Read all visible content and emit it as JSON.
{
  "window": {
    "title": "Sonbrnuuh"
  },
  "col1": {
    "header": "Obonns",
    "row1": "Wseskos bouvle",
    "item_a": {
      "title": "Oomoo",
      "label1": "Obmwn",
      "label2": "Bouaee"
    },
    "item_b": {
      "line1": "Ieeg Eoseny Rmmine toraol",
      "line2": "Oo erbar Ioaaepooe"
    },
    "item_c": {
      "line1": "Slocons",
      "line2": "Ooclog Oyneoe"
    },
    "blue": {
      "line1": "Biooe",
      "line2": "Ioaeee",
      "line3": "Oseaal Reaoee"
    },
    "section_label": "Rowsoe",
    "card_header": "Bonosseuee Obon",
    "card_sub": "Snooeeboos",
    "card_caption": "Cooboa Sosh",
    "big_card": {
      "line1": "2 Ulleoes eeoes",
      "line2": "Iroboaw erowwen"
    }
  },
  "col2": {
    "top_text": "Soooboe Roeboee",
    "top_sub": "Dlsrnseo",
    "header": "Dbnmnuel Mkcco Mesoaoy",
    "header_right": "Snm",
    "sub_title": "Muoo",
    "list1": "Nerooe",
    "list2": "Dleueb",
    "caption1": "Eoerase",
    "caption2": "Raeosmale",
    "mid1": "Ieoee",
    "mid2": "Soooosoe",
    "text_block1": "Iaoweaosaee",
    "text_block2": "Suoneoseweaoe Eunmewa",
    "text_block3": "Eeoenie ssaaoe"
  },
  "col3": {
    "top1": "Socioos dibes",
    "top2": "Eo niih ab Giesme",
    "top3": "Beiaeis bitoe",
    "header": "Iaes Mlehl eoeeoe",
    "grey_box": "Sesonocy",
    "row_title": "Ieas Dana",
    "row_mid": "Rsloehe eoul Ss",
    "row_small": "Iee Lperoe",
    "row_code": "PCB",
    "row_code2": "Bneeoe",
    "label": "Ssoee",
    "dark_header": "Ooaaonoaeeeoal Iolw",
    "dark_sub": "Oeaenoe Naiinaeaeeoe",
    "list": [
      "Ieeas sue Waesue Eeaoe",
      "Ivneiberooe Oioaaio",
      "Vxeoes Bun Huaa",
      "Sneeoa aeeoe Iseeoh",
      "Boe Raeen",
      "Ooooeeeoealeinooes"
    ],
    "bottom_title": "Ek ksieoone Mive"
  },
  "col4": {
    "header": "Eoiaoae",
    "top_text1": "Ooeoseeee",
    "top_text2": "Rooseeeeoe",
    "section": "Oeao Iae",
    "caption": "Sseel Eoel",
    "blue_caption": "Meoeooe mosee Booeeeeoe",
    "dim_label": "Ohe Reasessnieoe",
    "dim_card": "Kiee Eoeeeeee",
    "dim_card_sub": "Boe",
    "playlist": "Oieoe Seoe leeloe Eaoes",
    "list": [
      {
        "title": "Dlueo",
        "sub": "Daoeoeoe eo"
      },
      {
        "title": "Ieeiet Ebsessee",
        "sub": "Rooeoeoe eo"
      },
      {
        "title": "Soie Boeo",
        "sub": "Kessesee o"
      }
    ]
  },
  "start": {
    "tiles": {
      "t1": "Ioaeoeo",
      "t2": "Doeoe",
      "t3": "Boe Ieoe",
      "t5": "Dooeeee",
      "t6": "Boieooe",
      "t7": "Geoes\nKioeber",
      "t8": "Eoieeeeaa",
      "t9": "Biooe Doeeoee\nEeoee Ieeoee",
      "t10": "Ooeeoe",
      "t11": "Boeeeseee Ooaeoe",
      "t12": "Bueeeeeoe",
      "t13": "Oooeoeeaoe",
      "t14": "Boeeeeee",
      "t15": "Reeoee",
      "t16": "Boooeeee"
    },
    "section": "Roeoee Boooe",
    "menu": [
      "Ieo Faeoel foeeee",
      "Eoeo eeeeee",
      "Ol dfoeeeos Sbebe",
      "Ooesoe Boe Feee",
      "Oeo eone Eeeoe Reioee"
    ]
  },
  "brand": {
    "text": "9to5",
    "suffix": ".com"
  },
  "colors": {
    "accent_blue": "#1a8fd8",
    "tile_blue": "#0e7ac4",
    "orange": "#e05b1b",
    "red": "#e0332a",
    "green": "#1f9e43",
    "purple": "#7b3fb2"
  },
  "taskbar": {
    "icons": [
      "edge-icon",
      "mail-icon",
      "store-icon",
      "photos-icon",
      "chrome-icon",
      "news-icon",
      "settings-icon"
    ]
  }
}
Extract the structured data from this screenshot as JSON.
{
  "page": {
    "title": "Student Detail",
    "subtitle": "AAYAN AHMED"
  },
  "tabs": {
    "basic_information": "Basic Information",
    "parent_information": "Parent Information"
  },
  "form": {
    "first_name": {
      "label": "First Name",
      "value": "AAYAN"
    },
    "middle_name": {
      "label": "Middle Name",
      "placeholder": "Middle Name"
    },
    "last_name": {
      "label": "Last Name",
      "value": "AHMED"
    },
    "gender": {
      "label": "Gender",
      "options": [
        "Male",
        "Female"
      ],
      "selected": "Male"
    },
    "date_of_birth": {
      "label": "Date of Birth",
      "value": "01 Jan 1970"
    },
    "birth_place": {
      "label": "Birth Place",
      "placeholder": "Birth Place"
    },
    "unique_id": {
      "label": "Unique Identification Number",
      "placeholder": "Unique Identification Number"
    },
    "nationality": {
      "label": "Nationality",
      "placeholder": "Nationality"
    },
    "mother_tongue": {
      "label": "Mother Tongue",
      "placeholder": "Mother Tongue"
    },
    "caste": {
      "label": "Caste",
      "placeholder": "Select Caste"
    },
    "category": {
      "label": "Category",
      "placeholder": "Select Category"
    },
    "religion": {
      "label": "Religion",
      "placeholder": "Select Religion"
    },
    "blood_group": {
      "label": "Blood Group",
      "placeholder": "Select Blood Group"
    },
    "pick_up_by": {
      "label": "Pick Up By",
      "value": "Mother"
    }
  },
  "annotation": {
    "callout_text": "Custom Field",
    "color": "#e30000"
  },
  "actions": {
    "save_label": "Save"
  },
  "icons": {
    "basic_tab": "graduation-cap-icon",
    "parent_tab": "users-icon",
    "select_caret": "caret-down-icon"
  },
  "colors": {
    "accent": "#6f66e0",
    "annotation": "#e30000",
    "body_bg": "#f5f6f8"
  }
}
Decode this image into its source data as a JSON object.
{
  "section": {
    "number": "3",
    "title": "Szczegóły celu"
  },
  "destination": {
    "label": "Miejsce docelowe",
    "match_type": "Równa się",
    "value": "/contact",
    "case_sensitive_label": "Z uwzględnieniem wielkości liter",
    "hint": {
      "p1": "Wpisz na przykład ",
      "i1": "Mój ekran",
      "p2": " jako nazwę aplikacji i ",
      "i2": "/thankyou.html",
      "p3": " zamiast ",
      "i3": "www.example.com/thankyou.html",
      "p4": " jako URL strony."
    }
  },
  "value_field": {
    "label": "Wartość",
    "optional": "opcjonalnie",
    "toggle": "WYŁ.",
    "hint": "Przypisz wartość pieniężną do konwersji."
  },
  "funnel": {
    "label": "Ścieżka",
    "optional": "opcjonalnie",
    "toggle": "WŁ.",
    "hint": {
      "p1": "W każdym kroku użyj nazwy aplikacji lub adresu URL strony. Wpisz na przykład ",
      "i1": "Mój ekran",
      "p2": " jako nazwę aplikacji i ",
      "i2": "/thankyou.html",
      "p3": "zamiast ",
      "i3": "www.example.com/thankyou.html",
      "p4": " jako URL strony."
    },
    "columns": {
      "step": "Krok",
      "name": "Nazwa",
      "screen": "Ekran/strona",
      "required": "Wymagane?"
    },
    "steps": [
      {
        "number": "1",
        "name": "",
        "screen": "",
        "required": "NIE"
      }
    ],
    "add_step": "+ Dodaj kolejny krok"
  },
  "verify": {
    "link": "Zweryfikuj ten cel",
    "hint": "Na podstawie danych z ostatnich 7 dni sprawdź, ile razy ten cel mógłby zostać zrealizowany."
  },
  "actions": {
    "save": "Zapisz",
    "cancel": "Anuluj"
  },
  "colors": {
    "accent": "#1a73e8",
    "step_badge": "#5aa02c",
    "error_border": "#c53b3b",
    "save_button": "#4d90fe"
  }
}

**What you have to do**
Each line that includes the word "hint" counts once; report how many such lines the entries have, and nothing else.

**Output for this exercise**
4